Data to process Start Marker

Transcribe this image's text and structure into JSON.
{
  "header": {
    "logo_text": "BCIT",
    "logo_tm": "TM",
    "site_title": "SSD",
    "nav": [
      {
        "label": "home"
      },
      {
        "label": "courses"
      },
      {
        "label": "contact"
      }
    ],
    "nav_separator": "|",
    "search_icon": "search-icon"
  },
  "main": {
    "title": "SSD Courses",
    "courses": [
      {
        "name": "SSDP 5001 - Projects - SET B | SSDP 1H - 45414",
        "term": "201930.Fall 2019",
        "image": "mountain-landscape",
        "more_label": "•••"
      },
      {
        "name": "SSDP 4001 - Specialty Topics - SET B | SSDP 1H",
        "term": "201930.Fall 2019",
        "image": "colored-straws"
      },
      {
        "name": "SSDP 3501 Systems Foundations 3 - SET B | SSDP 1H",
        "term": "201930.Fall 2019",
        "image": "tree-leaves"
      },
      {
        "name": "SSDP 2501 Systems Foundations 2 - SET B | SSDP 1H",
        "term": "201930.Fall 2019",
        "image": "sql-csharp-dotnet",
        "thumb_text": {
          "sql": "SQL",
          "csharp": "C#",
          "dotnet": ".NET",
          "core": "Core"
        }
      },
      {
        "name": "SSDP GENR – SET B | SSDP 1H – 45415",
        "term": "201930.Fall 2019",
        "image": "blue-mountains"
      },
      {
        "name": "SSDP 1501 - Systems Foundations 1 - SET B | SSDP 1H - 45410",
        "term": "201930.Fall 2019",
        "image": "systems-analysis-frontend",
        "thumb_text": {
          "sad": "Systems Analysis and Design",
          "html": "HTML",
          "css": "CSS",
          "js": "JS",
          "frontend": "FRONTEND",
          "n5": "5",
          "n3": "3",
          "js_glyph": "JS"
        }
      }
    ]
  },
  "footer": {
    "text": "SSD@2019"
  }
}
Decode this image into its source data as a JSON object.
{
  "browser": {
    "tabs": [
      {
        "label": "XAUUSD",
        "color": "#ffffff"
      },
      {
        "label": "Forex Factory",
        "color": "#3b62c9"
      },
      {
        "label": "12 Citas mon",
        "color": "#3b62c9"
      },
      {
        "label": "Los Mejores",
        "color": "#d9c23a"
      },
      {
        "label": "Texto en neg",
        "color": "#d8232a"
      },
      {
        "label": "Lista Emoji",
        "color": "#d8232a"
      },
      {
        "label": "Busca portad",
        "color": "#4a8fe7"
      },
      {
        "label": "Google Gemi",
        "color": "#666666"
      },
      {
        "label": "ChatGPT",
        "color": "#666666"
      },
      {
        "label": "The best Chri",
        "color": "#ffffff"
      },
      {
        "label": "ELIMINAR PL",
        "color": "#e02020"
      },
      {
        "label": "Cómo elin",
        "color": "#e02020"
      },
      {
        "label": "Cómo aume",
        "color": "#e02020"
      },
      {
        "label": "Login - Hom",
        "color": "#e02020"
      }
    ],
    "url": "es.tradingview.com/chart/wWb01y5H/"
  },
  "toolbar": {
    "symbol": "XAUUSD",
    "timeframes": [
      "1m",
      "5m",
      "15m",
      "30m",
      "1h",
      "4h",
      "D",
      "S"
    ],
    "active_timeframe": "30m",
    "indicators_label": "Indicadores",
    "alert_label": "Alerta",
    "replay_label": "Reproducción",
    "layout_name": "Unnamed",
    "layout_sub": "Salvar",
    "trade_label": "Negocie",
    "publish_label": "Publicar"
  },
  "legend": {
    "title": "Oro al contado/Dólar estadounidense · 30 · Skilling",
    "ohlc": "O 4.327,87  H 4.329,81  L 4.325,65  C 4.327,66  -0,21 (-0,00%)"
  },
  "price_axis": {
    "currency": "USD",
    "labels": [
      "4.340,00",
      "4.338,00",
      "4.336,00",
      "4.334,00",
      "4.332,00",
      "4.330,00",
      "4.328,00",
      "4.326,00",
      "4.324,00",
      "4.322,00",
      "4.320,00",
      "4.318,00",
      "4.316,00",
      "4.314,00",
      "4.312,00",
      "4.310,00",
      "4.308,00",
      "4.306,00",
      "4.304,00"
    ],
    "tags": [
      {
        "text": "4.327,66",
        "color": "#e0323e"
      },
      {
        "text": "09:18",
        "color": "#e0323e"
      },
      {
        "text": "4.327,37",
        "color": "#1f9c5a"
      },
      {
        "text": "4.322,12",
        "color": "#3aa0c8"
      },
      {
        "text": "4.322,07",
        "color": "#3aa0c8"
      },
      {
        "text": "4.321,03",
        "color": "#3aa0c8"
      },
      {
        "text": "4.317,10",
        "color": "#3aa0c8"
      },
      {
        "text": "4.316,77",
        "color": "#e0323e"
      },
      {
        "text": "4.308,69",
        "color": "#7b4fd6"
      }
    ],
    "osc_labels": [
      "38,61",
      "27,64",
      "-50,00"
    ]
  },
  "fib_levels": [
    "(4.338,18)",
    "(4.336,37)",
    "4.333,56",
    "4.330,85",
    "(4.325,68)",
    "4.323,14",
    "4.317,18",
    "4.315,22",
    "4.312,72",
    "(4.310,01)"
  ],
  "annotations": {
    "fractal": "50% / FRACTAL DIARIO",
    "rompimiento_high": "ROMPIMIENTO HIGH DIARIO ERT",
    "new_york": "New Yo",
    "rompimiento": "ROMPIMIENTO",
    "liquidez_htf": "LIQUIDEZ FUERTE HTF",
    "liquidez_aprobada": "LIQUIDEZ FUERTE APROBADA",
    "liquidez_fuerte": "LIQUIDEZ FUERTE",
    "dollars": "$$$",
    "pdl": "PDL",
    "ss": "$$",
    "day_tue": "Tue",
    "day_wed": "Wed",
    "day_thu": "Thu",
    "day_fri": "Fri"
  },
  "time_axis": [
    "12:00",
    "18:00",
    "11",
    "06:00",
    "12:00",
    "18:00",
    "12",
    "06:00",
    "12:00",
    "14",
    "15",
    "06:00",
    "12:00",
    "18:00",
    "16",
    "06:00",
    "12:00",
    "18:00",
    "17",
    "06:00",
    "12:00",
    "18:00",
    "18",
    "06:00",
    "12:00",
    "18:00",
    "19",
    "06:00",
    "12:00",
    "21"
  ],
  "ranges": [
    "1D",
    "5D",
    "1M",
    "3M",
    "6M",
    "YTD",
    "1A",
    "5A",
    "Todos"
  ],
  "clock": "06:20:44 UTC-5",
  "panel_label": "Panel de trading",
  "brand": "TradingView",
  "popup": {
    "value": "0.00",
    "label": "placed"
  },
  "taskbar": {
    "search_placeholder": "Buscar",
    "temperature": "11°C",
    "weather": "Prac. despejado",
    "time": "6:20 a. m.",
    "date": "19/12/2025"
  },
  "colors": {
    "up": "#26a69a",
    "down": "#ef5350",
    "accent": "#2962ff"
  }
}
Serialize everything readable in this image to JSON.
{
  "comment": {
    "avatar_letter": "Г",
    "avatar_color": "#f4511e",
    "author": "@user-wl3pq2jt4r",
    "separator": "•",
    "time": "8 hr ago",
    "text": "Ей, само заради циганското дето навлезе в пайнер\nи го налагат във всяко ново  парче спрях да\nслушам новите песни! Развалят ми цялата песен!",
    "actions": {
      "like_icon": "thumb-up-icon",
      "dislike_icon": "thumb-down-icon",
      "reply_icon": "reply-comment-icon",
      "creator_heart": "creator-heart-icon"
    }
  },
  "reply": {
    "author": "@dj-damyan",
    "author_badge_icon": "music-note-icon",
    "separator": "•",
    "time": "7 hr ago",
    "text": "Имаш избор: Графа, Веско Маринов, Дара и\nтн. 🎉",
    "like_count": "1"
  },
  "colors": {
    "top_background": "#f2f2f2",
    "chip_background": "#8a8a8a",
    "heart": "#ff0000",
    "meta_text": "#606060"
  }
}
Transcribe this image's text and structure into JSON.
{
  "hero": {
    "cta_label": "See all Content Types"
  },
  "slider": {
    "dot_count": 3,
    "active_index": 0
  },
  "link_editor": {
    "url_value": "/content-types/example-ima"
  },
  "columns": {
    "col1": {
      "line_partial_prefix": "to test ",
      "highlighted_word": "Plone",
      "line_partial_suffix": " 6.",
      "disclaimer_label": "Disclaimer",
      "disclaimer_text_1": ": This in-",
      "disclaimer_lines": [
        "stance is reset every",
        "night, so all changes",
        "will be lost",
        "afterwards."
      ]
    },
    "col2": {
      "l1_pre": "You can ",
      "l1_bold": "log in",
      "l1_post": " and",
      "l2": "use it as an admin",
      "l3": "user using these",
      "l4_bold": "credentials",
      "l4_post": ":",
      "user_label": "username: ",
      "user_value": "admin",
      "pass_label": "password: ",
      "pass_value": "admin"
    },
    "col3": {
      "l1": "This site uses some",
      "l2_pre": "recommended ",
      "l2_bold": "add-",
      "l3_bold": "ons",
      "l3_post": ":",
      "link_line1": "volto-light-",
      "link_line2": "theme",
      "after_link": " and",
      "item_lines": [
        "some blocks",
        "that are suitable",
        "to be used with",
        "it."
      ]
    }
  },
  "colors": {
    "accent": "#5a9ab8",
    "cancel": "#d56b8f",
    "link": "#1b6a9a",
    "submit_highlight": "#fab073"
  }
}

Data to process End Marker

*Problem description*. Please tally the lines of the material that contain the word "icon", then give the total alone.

*Exercise response*. 6